_PROBLEM_. Of the lines below, copy those that hold the word "date".

*** INPUT DATA Section Begins ***

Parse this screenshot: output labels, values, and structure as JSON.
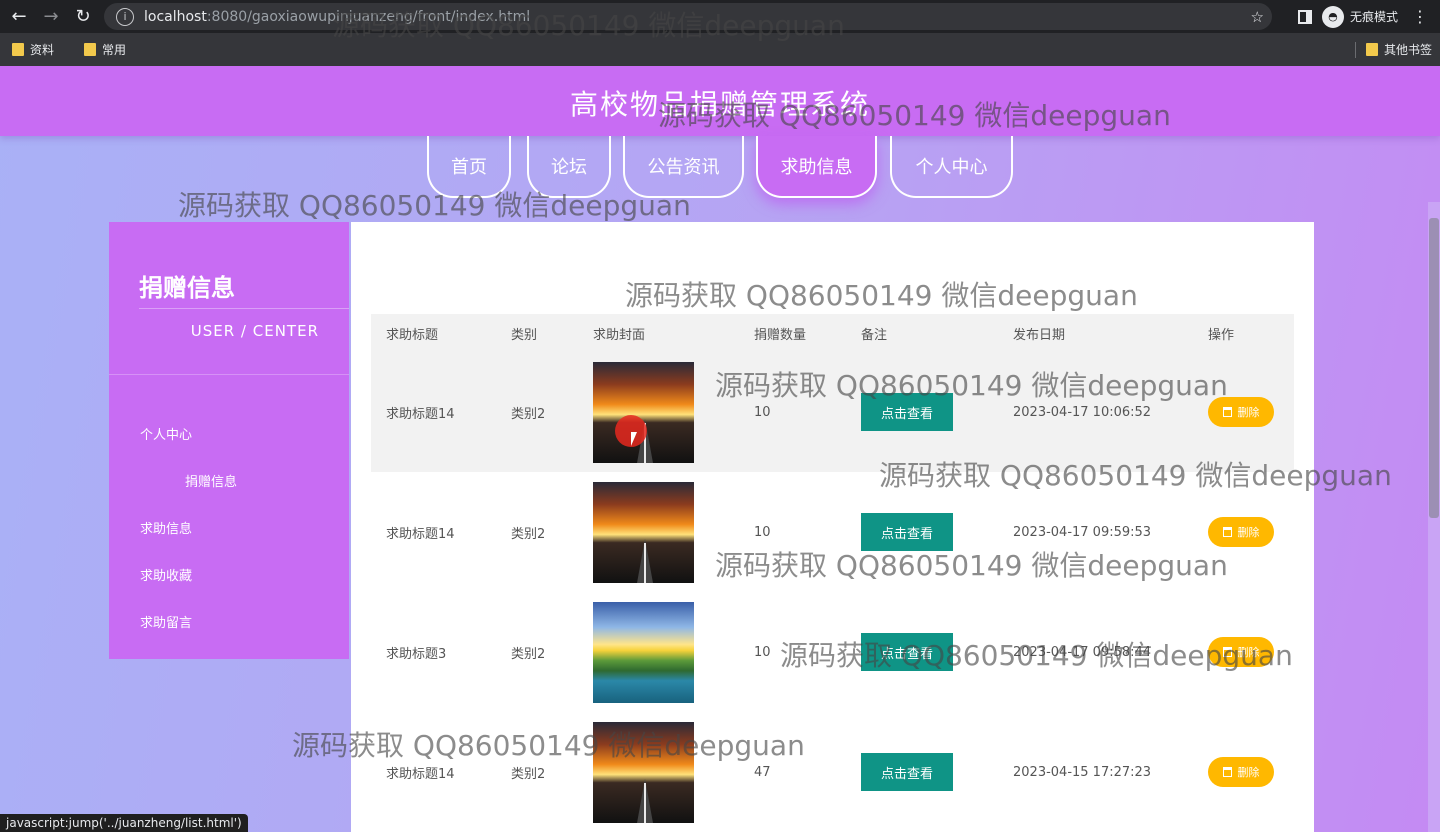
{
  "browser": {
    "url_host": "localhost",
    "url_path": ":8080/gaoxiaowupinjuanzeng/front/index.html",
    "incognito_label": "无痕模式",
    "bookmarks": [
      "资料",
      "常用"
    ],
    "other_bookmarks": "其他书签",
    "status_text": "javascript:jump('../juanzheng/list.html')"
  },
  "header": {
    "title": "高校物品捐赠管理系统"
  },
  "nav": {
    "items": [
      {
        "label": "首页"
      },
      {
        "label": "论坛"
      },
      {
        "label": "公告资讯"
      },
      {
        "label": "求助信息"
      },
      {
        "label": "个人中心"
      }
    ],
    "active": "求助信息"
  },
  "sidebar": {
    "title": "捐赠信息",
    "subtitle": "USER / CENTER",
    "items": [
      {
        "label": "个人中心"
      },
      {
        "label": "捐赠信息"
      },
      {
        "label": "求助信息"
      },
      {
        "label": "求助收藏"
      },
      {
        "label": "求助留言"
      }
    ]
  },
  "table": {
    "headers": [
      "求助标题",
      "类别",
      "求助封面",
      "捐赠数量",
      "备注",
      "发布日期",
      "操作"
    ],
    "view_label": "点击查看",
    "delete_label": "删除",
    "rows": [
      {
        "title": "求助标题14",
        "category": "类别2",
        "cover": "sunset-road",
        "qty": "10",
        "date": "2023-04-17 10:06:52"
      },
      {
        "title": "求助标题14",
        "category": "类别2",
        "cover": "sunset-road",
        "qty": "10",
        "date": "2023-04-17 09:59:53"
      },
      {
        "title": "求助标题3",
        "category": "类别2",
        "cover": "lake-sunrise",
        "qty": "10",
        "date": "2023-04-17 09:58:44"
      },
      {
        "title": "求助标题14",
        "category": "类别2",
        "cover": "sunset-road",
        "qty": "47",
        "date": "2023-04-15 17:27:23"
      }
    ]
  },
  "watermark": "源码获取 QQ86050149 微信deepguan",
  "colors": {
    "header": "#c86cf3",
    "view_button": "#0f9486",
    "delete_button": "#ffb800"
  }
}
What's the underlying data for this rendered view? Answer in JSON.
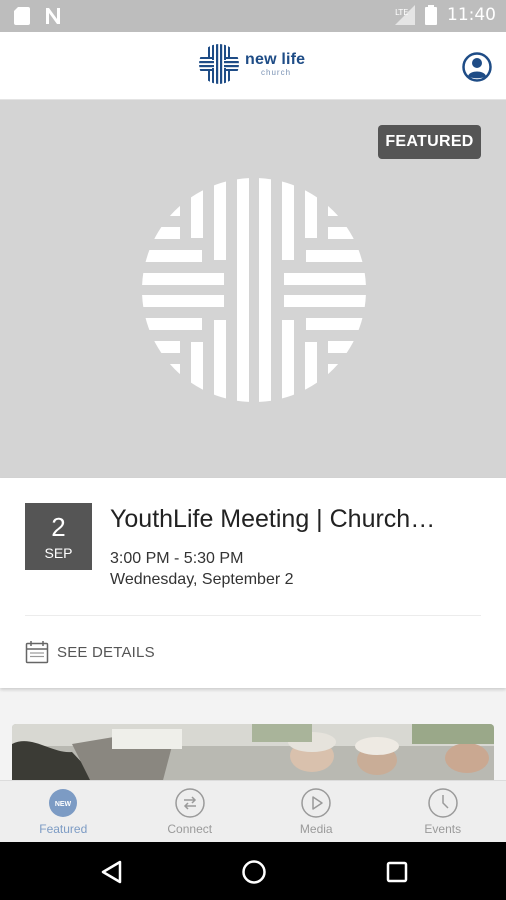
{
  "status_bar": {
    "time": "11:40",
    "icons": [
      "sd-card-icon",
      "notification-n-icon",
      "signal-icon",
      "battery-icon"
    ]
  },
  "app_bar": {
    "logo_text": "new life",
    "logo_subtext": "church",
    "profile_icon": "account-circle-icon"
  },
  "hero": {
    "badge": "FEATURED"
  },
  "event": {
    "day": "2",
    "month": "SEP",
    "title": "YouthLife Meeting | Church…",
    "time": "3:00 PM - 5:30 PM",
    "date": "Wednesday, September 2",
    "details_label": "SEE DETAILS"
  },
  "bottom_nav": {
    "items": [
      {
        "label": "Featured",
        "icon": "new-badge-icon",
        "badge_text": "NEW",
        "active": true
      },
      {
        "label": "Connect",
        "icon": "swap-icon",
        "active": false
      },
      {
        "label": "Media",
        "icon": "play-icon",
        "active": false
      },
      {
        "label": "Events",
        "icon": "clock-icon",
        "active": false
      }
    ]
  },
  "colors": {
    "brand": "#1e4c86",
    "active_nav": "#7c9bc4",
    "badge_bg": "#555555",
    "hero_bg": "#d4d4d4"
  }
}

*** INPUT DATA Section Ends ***

_RESULT OF THE EXERCISE_.
        "date": "2023-04-17 10:06:52"
        "date": "2023-04-17 09:59:53"
        "date": "2023-04-17 09:58:44"
        "date": "2023-04-15 17:27:23"
    "date": "Wednesday, September 2",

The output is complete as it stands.